Artistic dress had its roots in mid-Victorian England, where Pre-Raphaelite artists, with their love of things medieval, and disdain of industrialized society, revived a version of the loose fitting, relatively plain gowns of that time. This gown is a little more fashionable with its loose corset and a bustle.
Tea Gown Liberty of London ca. 1885 This tea gown, with its light corseting and bustle is a more fashionable adaptation of the Aesthetic style. It is executed in the company's distinctive light and supple silks. With its simple adornment and pale colors, it stands in marked contrast to the heavily embellished, confining, vividly colored costumes of the day. This style of dress became particularly popular as at-home wear because it was both comfortable and appropriate for greeting visitors.
Ruched silk Artistic dress by Liberty of London, British, 1891. Label: "Liberty & Co./Artistic and Historic Costume Co./222 Regent St. W"
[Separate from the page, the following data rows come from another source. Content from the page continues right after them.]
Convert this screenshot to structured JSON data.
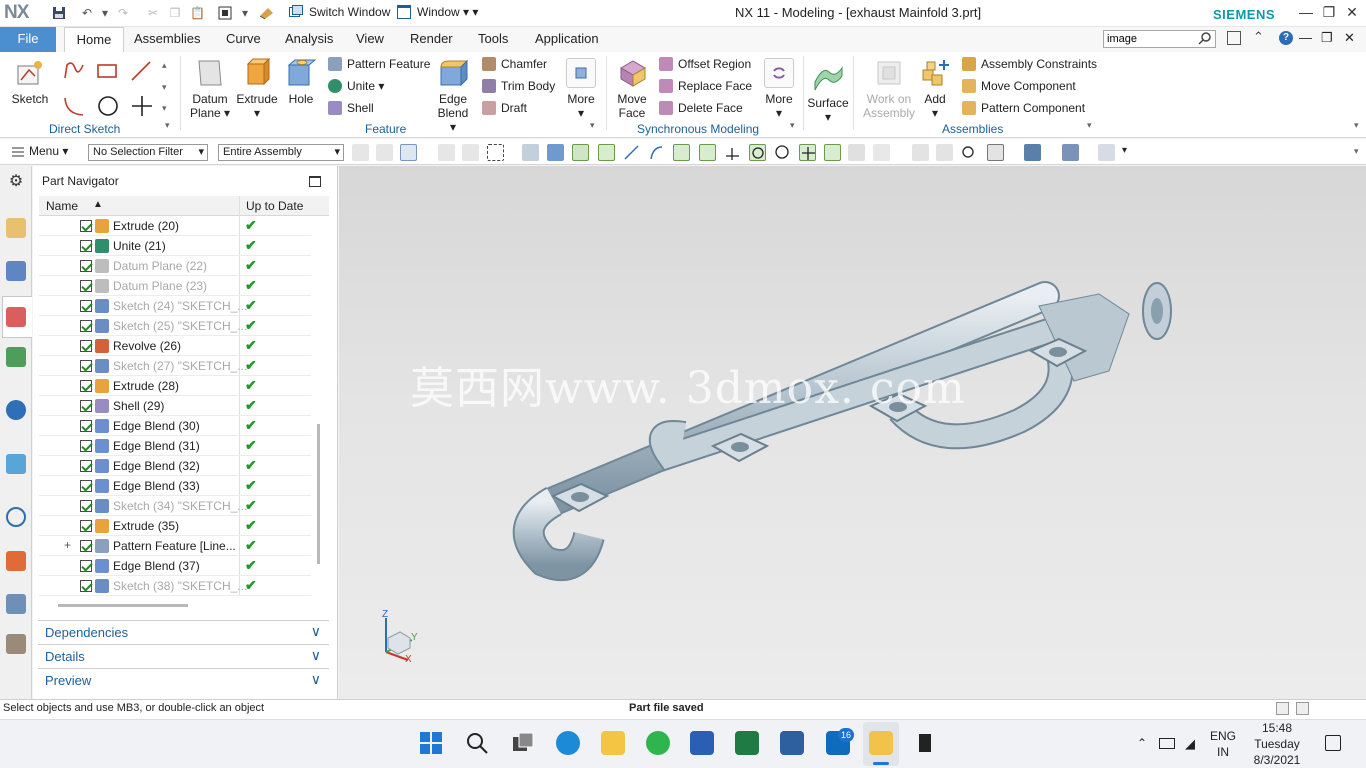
{
  "title_bar": {
    "logo": "NX",
    "switch_window": "Switch Window",
    "window_menu": "Window",
    "app_title": "NX 11 - Modeling - [exhaust Mainfold 3.prt]",
    "brand": "SIEMENS"
  },
  "tabs": {
    "file": "File",
    "items": [
      "Home",
      "Assemblies",
      "Curve",
      "Analysis",
      "View",
      "Render",
      "Tools",
      "Application"
    ],
    "active": "Home"
  },
  "search": {
    "value": "image"
  },
  "ribbon": {
    "sketch": "Sketch",
    "direct_sketch": "Direct Sketch",
    "datum_plane": "Datum Plane",
    "datum_plane_line1": "Datum",
    "datum_plane_line2": "Plane",
    "extrude": "Extrude",
    "hole": "Hole",
    "pattern_feature": "Pattern Feature",
    "unite": "Unite",
    "shell": "Shell",
    "edge_blend_line1": "Edge",
    "edge_blend_line2": "Blend",
    "chamfer": "Chamfer",
    "trim_body": "Trim Body",
    "draft": "Draft",
    "more": "More",
    "feature": "Feature",
    "move_face_line1": "Move",
    "move_face_line2": "Face",
    "offset_region": "Offset Region",
    "replace_face": "Replace Face",
    "delete_face": "Delete Face",
    "more2": "More",
    "synchronous_modeling": "Synchronous Modeling",
    "surface": "Surface",
    "work_on_line1": "Work on",
    "work_on_line2": "Assembly",
    "add": "Add",
    "assembly_constraints": "Assembly Constraints",
    "move_component": "Move Component",
    "pattern_component": "Pattern Component",
    "assemblies": "Assemblies"
  },
  "toolbar": {
    "menu": "Menu",
    "selection_filter": "No Selection Filter",
    "assembly_scope": "Entire Assembly"
  },
  "navigator": {
    "title": "Part Navigator",
    "col_name": "Name",
    "col_uptodate": "Up to Date",
    "rows": [
      {
        "label": "Extrude (20)",
        "dim": false,
        "color": "#e8a33c"
      },
      {
        "label": "Unite (21)",
        "dim": false,
        "color": "#2f8f6a"
      },
      {
        "label": "Datum Plane (22)",
        "dim": true,
        "color": "#bdbdbd"
      },
      {
        "label": "Datum Plane (23)",
        "dim": true,
        "color": "#bdbdbd"
      },
      {
        "label": "Sketch (24) \"SKETCH_...",
        "dim": true,
        "color": "#6a8ec4"
      },
      {
        "label": "Sketch (25) \"SKETCH_...",
        "dim": true,
        "color": "#6a8ec4"
      },
      {
        "label": "Revolve (26)",
        "dim": false,
        "color": "#d2623a"
      },
      {
        "label": "Sketch (27) \"SKETCH_...",
        "dim": true,
        "color": "#6a8ec4"
      },
      {
        "label": "Extrude (28)",
        "dim": false,
        "color": "#e8a33c"
      },
      {
        "label": "Shell (29)",
        "dim": false,
        "color": "#9a8cc0"
      },
      {
        "label": "Edge Blend (30)",
        "dim": false,
        "color": "#6c8fd0"
      },
      {
        "label": "Edge Blend (31)",
        "dim": false,
        "color": "#6c8fd0"
      },
      {
        "label": "Edge Blend (32)",
        "dim": false,
        "color": "#6c8fd0"
      },
      {
        "label": "Edge Blend (33)",
        "dim": false,
        "color": "#6c8fd0"
      },
      {
        "label": "Sketch (34) \"SKETCH_...",
        "dim": true,
        "color": "#6a8ec4"
      },
      {
        "label": "Extrude (35)",
        "dim": false,
        "color": "#e8a33c"
      },
      {
        "label": "Pattern Feature [Line...",
        "dim": false,
        "color": "#8aa0bd"
      },
      {
        "label": "Edge Blend (37)",
        "dim": false,
        "color": "#6c8fd0"
      },
      {
        "label": "Sketch (38) \"SKETCH_...",
        "dim": true,
        "color": "#6a8ec4"
      }
    ],
    "panels": [
      "Dependencies",
      "Details",
      "Preview"
    ]
  },
  "viewport": {
    "watermark": "莫西网www. 3dmox. com",
    "triad_z": "Z",
    "triad_y": "Y",
    "triad_x": "X"
  },
  "status": {
    "message": "Select objects and use MB3, or double-click an object",
    "saved": "Part file saved"
  },
  "taskbar": {
    "lang_line1": "ENG",
    "lang_line2": "IN",
    "time": "15:48",
    "day": "Tuesday",
    "date": "8/3/2021",
    "mail_badge": "16"
  },
  "colors": {
    "accent": "#4b8fd0",
    "group_label": "#1c5f99",
    "brand": "#0d9aa8",
    "ok_check": "#1f9a2a"
  }
}
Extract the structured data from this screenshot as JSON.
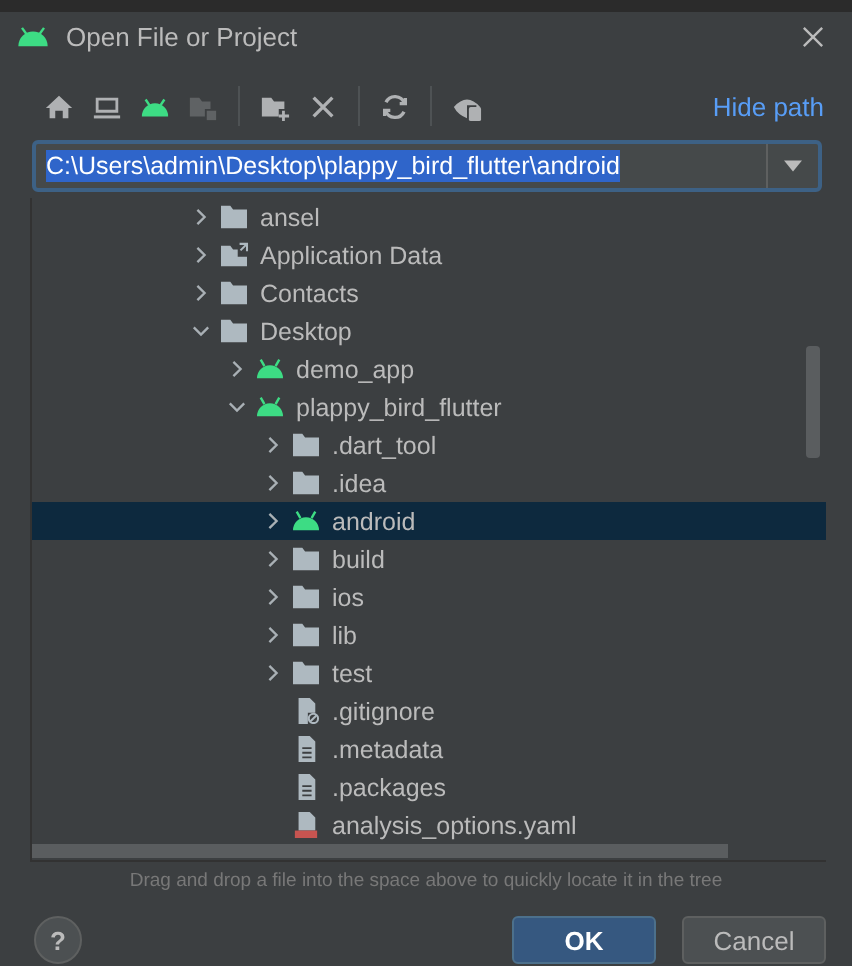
{
  "window": {
    "title": "Open File or Project"
  },
  "toolbar_groups": [
    [
      {
        "kind": "home",
        "disabled": false
      },
      {
        "kind": "desktop",
        "disabled": false
      },
      {
        "kind": "android",
        "disabled": false
      },
      {
        "kind": "module",
        "disabled": true
      }
    ],
    [
      {
        "kind": "new-folder",
        "disabled": false
      },
      {
        "kind": "delete",
        "disabled": false
      }
    ],
    [
      {
        "kind": "refresh",
        "disabled": false
      }
    ],
    [
      {
        "kind": "show-hidden",
        "disabled": false
      }
    ]
  ],
  "hide_path_link": "Hide path",
  "path_field": {
    "value": "C:\\Users\\admin\\Desktop\\plappy_bird_flutter\\android",
    "text_selected": true
  },
  "tree": [
    {
      "name": "ansel",
      "kind": "folder",
      "expanded": false,
      "selected": false
    },
    {
      "name": "Application Data",
      "kind": "folder-link",
      "expanded": false,
      "selected": false
    },
    {
      "name": "Contacts",
      "kind": "folder",
      "expanded": false,
      "selected": false
    },
    {
      "name": "Desktop",
      "kind": "folder",
      "expanded": true,
      "selected": false,
      "children": [
        {
          "name": "demo_app",
          "kind": "android",
          "expanded": false,
          "selected": false
        },
        {
          "name": "plappy_bird_flutter",
          "kind": "android",
          "expanded": true,
          "selected": false,
          "children": [
            {
              "name": ".dart_tool",
              "kind": "folder",
              "expanded": false,
              "selected": false
            },
            {
              "name": ".idea",
              "kind": "folder",
              "expanded": false,
              "selected": false
            },
            {
              "name": "android",
              "kind": "android",
              "expanded": false,
              "selected": true
            },
            {
              "name": "build",
              "kind": "folder",
              "expanded": false,
              "selected": false
            },
            {
              "name": "ios",
              "kind": "folder",
              "expanded": false,
              "selected": false
            },
            {
              "name": "lib",
              "kind": "folder",
              "expanded": false,
              "selected": false
            },
            {
              "name": "test",
              "kind": "folder",
              "expanded": false,
              "selected": false
            },
            {
              "name": ".gitignore",
              "kind": "ignore-file",
              "selected": false
            },
            {
              "name": ".metadata",
              "kind": "file",
              "selected": false
            },
            {
              "name": ".packages",
              "kind": "file",
              "selected": false
            },
            {
              "name": "analysis_options.yaml",
              "kind": "yaml-file",
              "selected": false
            }
          ]
        }
      ]
    }
  ],
  "hint": "Drag and drop a file into the space above to quickly locate it in the tree",
  "help_button": "?",
  "buttons": [
    {
      "label": "OK",
      "kind": "primary"
    },
    {
      "label": "Cancel",
      "kind": "secondary"
    }
  ]
}
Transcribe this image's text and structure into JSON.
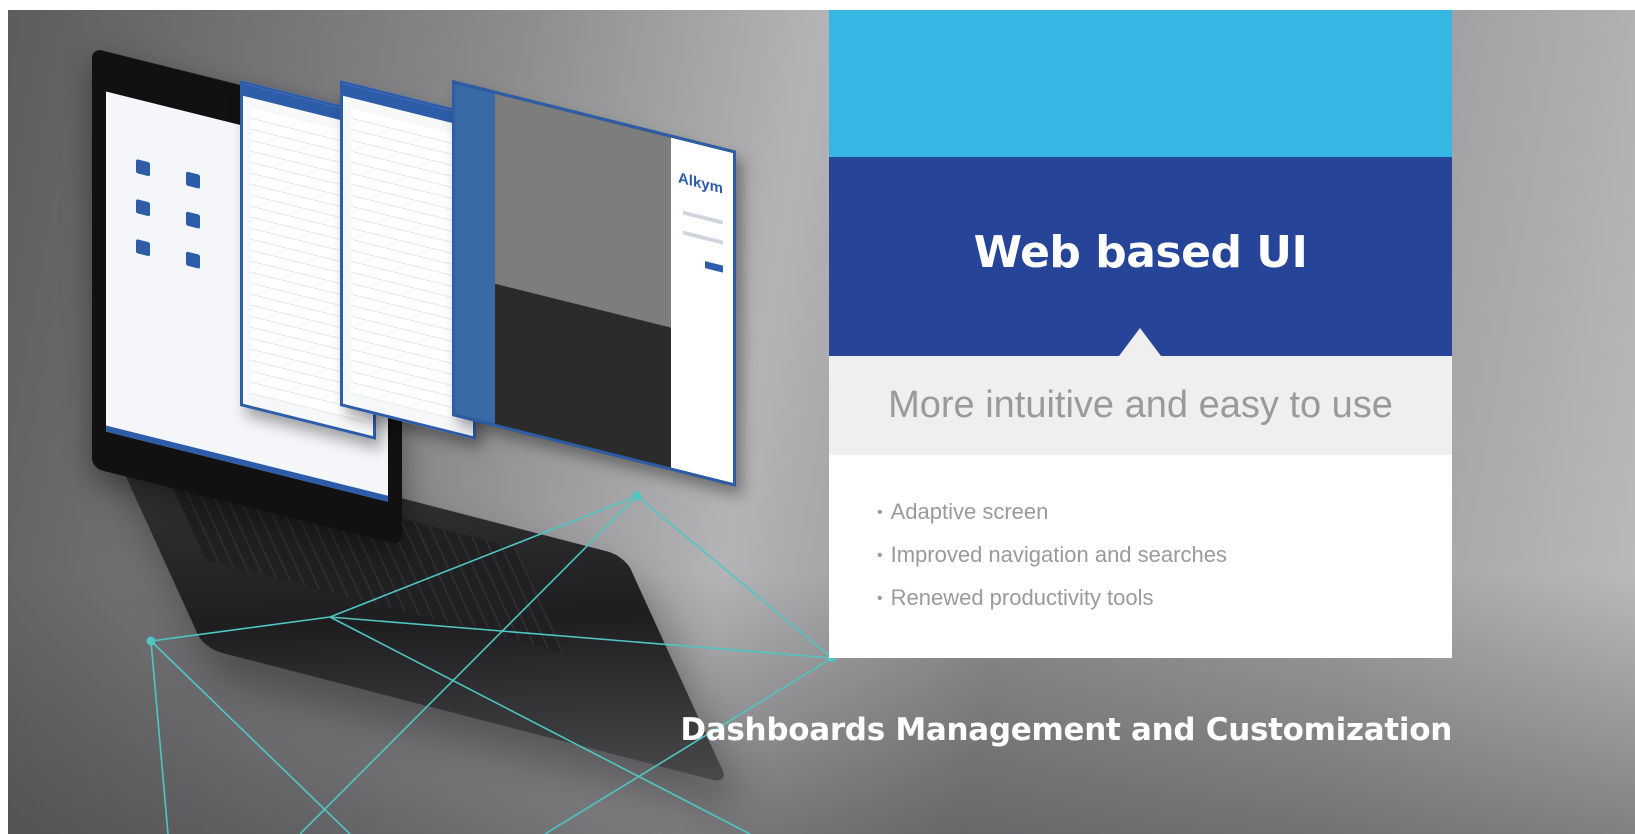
{
  "card": {
    "title": "Web based UI",
    "subtitle": "More intuitive and easy to use",
    "features": [
      "Adaptive screen",
      "Improved navigation and searches",
      "Renewed productivity tools"
    ]
  },
  "footer": {
    "title": "Dashboards Management and Customization"
  },
  "illustration": {
    "logo_text": "Alkym"
  },
  "colors": {
    "accent_light_blue": "#36b6e3",
    "accent_dark_blue": "#274598",
    "network_line": "#4fc6c4"
  }
}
Ivory wool tea gown with black silk velvet and black lace decoration (front), American, 1875. Worn by Amelia Beard Hollenback (1844-1918), wife of the prominent financier and philanthropist John Welles Hollenback (1835-1927), in the months immediately after the Hollenback's first daughter was born, this early example illustrates Amelia Hollenback's keen awareness of fashion. Teagowns, which were worn as at-home attire when entertaining guests, made their first appearance in the late 1870s.